**Aim of the exercise:**
Within the records, which lines hold the string "legend"? Report each one by copying it.

**Records supplied:**
|---|

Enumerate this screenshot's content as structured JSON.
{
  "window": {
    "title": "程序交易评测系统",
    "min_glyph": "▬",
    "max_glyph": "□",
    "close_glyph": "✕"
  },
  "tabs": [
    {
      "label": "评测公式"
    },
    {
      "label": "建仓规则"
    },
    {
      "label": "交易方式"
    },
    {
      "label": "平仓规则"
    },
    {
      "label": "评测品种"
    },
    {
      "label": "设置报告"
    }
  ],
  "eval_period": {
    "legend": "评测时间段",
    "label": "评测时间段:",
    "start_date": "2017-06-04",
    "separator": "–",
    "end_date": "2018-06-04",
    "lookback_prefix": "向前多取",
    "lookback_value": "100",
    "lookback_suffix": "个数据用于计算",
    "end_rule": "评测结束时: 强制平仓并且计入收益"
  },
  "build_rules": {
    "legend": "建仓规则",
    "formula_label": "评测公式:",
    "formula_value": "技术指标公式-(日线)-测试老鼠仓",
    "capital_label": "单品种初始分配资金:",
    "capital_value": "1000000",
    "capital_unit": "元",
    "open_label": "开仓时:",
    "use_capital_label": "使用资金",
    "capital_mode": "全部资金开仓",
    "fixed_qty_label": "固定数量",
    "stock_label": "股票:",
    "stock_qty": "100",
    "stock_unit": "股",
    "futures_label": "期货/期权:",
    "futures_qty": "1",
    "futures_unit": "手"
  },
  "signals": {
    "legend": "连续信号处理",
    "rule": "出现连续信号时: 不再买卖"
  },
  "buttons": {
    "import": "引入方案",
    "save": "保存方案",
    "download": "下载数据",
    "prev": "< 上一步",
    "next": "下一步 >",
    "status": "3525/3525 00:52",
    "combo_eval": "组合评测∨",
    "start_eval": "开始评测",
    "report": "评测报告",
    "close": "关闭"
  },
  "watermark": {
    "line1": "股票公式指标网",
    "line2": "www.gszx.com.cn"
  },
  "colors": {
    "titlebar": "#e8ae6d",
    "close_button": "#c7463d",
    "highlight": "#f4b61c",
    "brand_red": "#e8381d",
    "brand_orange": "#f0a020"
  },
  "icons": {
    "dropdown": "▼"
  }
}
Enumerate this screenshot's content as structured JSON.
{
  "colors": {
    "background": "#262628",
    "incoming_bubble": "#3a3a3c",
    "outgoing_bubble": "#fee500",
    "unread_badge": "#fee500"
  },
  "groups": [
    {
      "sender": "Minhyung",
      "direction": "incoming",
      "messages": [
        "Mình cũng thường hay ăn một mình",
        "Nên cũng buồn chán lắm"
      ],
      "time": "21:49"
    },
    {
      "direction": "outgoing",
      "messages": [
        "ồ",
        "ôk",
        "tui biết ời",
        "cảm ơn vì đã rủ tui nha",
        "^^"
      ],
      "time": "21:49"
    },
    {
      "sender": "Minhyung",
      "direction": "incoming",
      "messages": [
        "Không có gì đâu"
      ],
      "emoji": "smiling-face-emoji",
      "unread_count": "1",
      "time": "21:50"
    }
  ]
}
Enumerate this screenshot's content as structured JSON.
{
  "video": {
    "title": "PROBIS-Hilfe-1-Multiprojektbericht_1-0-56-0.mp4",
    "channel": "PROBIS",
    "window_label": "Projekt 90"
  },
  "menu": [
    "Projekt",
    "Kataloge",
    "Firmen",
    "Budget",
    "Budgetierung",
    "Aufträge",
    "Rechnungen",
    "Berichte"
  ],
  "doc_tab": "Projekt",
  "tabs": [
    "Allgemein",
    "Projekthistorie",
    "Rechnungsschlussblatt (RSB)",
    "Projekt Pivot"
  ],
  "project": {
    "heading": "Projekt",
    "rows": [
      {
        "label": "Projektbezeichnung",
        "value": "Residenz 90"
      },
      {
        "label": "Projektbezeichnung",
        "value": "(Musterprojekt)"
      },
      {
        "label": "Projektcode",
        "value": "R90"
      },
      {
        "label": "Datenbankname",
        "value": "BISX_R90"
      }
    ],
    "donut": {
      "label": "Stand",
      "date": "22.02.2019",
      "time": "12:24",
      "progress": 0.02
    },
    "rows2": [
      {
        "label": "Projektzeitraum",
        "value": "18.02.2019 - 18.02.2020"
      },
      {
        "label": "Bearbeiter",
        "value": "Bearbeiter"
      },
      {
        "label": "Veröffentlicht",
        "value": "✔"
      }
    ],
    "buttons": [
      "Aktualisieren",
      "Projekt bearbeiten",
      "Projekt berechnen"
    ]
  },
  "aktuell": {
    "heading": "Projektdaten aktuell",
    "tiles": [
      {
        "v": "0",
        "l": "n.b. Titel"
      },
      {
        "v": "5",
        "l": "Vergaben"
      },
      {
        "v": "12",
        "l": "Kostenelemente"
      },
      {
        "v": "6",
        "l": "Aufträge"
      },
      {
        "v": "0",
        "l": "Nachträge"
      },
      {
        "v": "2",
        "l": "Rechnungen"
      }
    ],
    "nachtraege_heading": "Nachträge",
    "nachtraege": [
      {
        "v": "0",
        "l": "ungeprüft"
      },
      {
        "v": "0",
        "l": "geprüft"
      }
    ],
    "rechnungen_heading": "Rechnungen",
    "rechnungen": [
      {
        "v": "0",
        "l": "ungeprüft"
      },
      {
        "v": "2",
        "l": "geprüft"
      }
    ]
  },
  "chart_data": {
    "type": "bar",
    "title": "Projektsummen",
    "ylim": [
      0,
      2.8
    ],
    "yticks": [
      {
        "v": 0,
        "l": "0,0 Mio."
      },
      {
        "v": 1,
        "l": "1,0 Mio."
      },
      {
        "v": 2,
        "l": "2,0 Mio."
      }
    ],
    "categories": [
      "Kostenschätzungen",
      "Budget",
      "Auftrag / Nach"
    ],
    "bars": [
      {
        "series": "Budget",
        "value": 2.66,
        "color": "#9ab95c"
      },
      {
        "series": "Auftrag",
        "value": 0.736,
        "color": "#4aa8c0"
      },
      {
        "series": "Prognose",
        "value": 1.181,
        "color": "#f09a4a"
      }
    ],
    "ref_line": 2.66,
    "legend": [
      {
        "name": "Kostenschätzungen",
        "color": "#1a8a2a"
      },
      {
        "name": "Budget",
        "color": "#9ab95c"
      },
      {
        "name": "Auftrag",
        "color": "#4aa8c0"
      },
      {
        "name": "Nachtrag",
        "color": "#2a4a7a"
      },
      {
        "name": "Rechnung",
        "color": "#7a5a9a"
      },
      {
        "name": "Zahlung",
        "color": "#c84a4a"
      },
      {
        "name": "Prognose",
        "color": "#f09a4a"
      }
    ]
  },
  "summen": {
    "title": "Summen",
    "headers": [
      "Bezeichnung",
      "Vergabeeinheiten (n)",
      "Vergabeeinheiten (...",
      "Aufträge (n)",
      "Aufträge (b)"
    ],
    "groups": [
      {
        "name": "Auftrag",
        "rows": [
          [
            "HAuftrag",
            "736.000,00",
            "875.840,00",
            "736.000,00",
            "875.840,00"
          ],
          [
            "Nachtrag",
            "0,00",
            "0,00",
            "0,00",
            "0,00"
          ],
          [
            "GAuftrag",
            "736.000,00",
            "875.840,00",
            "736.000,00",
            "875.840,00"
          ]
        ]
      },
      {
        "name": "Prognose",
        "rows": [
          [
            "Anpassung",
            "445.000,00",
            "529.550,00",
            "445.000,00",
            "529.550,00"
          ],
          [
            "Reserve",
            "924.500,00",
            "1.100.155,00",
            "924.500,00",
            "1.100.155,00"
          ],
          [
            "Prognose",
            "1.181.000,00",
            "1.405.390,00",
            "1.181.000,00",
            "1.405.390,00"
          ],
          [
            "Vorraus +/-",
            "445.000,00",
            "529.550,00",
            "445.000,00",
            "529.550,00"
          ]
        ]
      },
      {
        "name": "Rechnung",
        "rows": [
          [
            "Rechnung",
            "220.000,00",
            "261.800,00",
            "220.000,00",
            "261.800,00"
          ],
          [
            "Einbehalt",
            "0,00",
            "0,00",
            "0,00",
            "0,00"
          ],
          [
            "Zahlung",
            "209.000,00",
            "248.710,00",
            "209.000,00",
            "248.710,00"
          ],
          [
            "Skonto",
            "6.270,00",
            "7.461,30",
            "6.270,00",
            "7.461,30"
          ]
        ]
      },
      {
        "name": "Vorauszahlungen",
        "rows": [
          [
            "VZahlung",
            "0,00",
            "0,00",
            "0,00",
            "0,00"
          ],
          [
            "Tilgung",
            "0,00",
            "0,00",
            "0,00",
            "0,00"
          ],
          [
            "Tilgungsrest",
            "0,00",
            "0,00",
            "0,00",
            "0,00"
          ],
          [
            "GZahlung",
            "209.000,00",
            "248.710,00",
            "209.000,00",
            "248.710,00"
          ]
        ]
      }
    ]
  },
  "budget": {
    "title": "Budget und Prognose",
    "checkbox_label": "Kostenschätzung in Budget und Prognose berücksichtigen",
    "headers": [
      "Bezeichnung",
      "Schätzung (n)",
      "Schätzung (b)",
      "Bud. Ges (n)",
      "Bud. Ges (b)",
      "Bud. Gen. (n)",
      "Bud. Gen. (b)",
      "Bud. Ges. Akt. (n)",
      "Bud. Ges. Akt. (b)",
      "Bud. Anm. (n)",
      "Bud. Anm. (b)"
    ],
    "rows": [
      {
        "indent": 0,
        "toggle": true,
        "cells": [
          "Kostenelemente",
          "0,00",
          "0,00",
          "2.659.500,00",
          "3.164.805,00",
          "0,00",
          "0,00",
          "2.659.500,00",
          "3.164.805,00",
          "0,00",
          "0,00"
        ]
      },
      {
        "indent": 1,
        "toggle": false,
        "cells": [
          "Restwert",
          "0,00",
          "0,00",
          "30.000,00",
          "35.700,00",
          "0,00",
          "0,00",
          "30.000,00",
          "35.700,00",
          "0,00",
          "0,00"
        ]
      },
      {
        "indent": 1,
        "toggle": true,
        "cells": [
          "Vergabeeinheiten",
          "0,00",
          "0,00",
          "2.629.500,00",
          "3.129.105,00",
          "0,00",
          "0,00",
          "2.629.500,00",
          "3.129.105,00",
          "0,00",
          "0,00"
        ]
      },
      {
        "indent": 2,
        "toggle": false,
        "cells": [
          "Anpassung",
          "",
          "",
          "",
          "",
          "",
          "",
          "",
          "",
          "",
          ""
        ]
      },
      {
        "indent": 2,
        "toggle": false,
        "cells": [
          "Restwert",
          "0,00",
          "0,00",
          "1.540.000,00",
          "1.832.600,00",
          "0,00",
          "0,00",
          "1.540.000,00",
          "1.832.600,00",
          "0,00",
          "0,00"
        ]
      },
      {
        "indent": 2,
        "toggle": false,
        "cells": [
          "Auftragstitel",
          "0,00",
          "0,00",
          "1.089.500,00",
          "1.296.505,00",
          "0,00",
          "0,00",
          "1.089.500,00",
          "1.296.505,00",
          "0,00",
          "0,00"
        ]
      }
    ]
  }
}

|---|

**Result:**
    "legend": "评测时间段",
    "legend": "建仓规则",
    "legend": "连续信号处理",
    "legend": [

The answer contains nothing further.